## SOURCE DATA
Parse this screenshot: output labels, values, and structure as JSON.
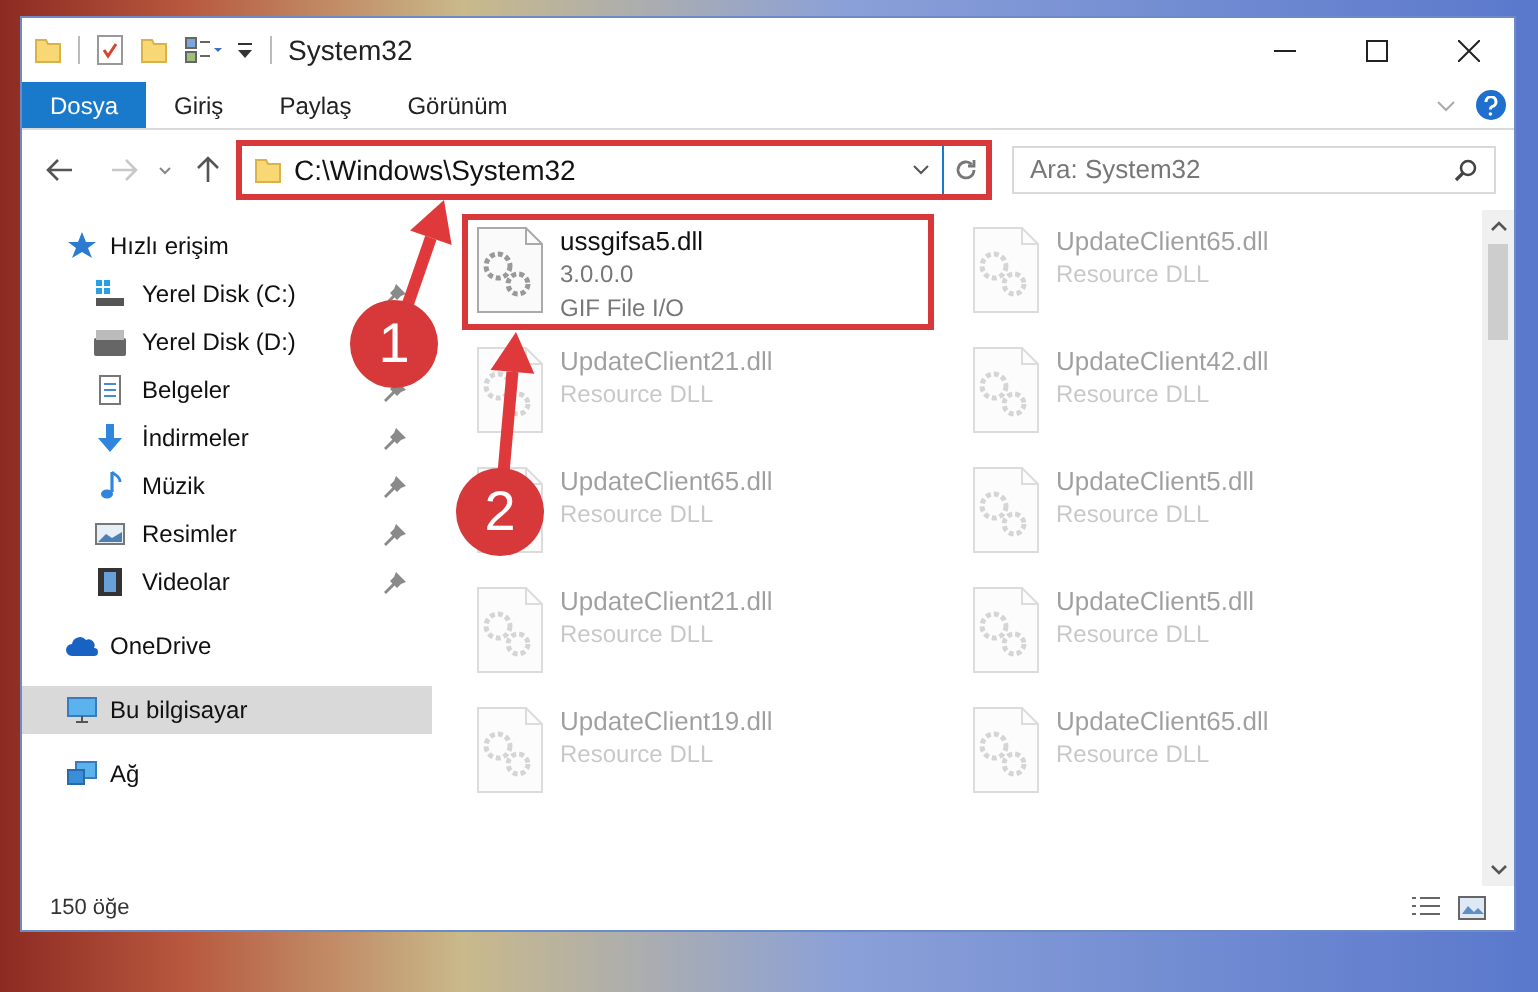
{
  "window": {
    "title": "System32"
  },
  "ribbon": {
    "tabs": [
      {
        "label": "Dosya",
        "selected": true
      },
      {
        "label": "Giriş",
        "selected": false
      },
      {
        "label": "Paylaş",
        "selected": false
      },
      {
        "label": "Görünüm",
        "selected": false
      }
    ]
  },
  "address_bar": {
    "path": "C:\\Windows\\System32",
    "highlighted": true
  },
  "search": {
    "placeholder": "Ara: System32"
  },
  "sidebar": {
    "items": [
      {
        "label": "Hızlı erişim",
        "kind": "star",
        "selected": false,
        "children": [
          {
            "label": "Yerel Disk (C:)",
            "kind": "system-drive",
            "pinned": true
          },
          {
            "label": "Yerel Disk (D:)",
            "kind": "drive",
            "pinned": false
          },
          {
            "label": "Belgeler",
            "kind": "documents",
            "pinned": true
          },
          {
            "label": "İndirmeler",
            "kind": "downloads",
            "pinned": true
          },
          {
            "label": "Müzik",
            "kind": "music",
            "pinned": true
          },
          {
            "label": "Resimler",
            "kind": "pictures",
            "pinned": true
          },
          {
            "label": "Videolar",
            "kind": "videos",
            "pinned": true
          }
        ]
      },
      {
        "label": "OneDrive",
        "kind": "cloud",
        "selected": false
      },
      {
        "label": "Bu bilgisayar",
        "kind": "computer",
        "selected": true
      },
      {
        "label": "Ağ",
        "kind": "network",
        "selected": false
      }
    ]
  },
  "files": [
    {
      "name": "ussgifsa5.dll",
      "version": "3.0.0.0",
      "description": "GIF File I/O",
      "highlighted": true,
      "faded": false
    },
    {
      "name": "UpdateClient65.dll",
      "description": "Resource DLL",
      "highlighted": false,
      "faded": true
    },
    {
      "name": "UpdateClient21.dll",
      "description": "Resource DLL",
      "highlighted": false,
      "faded": true
    },
    {
      "name": "UpdateClient42.dll",
      "description": "Resource DLL",
      "highlighted": false,
      "faded": true
    },
    {
      "name": "UpdateClient65.dll",
      "description": "Resource DLL",
      "highlighted": false,
      "faded": true
    },
    {
      "name": "UpdateClient5.dll",
      "description": "Resource DLL",
      "highlighted": false,
      "faded": true
    },
    {
      "name": "UpdateClient21.dll",
      "description": "Resource DLL",
      "highlighted": false,
      "faded": true
    },
    {
      "name": "UpdateClient5.dll",
      "description": "Resource DLL",
      "highlighted": false,
      "faded": true
    },
    {
      "name": "UpdateClient19.dll",
      "description": "Resource DLL",
      "highlighted": false,
      "faded": true
    },
    {
      "name": "UpdateClient65.dll",
      "description": "Resource DLL",
      "highlighted": false,
      "faded": true
    }
  ],
  "status_bar": {
    "item_count": "150 öğe"
  },
  "annotations": [
    {
      "label": "1"
    },
    {
      "label": "2"
    }
  ]
}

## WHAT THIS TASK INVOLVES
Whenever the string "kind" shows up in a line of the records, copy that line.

## EXPECTED ANSWER
        "kind": "star",
            "kind": "system-drive",
            "kind": "drive",
            "kind": "documents",
            "kind": "downloads",
            "kind": "music",
            "kind": "pictures",
            "kind": "videos",
        "kind": "cloud",
        "kind": "computer",
        "kind": "network",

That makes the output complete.